— Gently encourage a return to outside activities. Suggest a lunch or movie as relief from the isolation of grief. If your invitation is declined, don’t give up! Ask again and again, if necessary. The third or fourth time you call may be just the day that an outing would be welcome if someone took the initiative.

— There is no standard timetable for recovery. Grief usually lasts far longer than anyone expects. Encourage bereaved families to be patient with themselves. They often hear, “Get on with your life; it’s time you got over this!” Those demands are unfair and unrealistic. When parents express concernabout being tired, depressed, angry, tearful, unable to concentrate, or are unwilling to get back into life’s routines, reassure them that grief work takes time and that they may be expecting too much of themselves too soon.

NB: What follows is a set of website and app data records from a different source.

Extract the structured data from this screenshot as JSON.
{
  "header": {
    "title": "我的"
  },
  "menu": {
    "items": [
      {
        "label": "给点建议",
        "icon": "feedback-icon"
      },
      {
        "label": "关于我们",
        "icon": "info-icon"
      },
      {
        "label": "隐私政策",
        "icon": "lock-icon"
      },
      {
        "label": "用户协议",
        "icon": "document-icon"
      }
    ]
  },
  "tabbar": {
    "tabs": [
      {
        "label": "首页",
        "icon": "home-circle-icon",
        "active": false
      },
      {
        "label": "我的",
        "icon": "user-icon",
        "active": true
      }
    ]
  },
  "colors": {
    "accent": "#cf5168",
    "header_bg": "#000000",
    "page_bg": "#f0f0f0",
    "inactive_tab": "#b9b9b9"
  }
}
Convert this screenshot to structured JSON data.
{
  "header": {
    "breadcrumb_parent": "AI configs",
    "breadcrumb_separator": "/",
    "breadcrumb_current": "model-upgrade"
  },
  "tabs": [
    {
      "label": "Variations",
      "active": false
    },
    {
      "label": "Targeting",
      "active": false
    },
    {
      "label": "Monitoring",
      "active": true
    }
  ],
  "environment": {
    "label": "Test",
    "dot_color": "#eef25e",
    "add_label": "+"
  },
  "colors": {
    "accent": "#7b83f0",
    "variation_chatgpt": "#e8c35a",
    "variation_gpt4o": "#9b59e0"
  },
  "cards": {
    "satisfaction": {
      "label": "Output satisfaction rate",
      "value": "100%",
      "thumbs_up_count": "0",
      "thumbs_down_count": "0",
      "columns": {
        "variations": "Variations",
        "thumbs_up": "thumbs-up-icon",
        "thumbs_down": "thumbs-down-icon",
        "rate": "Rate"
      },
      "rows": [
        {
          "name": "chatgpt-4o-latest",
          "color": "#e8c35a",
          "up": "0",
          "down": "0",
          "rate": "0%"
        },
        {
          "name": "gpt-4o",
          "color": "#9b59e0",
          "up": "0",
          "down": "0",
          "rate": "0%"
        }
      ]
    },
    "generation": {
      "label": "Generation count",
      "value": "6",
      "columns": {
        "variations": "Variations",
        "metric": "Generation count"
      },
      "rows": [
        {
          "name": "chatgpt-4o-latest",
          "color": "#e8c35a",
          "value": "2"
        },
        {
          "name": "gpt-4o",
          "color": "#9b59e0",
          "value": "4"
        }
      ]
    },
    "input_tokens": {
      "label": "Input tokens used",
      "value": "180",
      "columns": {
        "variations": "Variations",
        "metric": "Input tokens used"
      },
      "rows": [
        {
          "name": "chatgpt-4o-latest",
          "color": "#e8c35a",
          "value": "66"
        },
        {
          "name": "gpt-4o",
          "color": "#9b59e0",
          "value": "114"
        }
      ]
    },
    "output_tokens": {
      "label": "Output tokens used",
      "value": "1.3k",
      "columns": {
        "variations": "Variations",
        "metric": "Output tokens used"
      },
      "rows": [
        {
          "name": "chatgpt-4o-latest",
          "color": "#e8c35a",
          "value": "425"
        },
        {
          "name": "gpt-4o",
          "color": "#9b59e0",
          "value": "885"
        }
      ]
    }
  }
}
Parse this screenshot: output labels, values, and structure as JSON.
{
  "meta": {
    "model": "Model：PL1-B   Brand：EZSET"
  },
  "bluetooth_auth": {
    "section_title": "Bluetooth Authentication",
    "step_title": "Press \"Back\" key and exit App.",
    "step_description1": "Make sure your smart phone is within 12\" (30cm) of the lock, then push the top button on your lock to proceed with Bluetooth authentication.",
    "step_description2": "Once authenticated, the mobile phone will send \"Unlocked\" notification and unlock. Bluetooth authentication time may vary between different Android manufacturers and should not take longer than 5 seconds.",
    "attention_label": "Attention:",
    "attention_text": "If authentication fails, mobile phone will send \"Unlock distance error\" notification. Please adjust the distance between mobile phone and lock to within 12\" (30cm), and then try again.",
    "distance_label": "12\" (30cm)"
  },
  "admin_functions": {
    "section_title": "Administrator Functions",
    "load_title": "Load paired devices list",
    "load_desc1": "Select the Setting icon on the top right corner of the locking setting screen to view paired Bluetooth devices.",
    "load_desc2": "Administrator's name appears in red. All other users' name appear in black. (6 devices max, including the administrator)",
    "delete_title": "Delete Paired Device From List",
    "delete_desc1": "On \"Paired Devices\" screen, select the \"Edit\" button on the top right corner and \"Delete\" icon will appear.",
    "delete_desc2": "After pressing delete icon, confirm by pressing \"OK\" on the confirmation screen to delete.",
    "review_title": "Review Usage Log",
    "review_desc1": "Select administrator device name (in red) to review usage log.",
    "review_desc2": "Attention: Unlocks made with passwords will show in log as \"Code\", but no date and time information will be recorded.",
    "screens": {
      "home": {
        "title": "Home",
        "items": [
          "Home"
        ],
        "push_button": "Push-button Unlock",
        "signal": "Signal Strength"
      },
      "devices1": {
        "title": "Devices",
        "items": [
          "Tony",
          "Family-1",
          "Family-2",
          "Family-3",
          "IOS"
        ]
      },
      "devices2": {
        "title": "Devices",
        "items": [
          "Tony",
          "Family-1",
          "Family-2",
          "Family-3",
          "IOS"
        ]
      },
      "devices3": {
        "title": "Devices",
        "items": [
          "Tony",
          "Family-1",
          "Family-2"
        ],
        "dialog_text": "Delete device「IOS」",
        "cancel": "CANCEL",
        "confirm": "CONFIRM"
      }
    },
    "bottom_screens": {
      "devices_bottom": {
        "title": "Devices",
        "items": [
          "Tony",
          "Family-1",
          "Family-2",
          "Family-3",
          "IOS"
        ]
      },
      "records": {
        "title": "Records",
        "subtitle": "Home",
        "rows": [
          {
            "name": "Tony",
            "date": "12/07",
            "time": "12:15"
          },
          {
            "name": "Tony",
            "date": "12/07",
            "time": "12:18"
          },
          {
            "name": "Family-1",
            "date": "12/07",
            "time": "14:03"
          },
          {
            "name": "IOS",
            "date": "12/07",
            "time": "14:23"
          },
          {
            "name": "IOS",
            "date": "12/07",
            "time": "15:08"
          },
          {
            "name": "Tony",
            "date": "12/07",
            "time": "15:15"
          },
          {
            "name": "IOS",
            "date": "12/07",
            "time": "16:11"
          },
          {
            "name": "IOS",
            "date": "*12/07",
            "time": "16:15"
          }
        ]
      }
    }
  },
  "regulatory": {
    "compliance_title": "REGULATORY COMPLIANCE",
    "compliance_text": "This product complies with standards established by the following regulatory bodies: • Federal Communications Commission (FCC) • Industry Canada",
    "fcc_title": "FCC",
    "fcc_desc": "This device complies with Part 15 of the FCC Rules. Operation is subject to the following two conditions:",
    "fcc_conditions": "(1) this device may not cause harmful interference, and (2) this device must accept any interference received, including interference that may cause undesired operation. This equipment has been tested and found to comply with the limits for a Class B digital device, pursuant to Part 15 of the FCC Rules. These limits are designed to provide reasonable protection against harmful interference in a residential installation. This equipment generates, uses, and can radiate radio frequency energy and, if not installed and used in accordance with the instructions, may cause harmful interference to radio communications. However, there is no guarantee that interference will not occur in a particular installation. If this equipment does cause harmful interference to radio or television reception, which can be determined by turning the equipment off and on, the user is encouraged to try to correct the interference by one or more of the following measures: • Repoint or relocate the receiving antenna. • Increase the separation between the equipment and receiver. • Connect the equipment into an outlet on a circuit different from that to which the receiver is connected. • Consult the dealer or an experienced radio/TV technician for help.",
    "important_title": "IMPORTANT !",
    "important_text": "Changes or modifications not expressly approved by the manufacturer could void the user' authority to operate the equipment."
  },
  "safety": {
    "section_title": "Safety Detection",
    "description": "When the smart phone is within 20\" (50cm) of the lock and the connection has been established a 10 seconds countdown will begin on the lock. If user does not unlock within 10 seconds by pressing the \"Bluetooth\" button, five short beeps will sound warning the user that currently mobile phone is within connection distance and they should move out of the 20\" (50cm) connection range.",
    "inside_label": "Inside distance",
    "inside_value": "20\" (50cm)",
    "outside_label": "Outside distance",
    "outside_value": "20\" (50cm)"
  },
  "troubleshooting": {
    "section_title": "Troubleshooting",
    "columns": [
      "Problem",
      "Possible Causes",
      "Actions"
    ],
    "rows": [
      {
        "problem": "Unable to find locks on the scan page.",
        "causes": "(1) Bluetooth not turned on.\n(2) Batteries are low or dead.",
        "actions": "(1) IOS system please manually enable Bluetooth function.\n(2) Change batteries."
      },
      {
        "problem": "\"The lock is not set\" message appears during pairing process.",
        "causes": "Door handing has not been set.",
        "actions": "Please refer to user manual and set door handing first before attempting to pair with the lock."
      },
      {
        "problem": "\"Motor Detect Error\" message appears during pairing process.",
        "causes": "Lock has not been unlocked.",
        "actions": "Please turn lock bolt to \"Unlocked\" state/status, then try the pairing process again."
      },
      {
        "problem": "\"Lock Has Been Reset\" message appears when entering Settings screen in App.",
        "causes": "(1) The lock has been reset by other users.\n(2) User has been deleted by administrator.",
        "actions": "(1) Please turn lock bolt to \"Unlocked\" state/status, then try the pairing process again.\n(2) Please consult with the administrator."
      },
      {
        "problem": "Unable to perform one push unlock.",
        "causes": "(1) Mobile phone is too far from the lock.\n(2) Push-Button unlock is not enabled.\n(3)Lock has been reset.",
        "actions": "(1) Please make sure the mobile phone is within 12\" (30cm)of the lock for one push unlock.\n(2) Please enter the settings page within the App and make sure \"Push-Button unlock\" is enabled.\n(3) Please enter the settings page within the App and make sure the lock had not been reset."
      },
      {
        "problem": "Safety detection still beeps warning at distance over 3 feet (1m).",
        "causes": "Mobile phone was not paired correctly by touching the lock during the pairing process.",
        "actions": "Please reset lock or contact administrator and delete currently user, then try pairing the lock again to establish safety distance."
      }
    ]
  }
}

— Be sensitive to the changes a bereaved family experiences. Family members will adopt new behaviors and roles as they learn to live without the child. This is a painful and lengthy process. Don’t expect your friends to be unchanged by this experience.

— Refer a grieving family to The Compassionate Friends. Many types of support are available, both online (www.compassionatefriends.org) and through the nearly 600 TCF chapters in the United States which are ready to offer friendship, understanding, and hope to bereaved families. Call the TCF National Office toll-free at 877-969-0010 for chapter referral information and to request a no-charge customized bereavement packet.

— Continue your contact with the family. Grief does not end at the funeral or on the first anniversary. Stay in touch often, and in conversation, as easily as you would mention any other member of the family, don’t forget to mention the name of the child who died.

Wednesday, March 4, 2009

Some Pictures...

Here is a poster that I...ahem...Tyler made for his report on Orleans Parish. Cute huh?
The boys at Locke Park...
Walking to the parade...
Waiting for the Childrens Parade to roll through...
Jackson eating 3 suckers at once...

This is Leia!

This is Aidan and Leia!

Monday, March 2, 2009

My 100th Blog!

Yay! My computer is working...for the time being.

And I have nothing interesting for my 100th post. Once I print some pictures off my camera I will post those, thats all for now folks!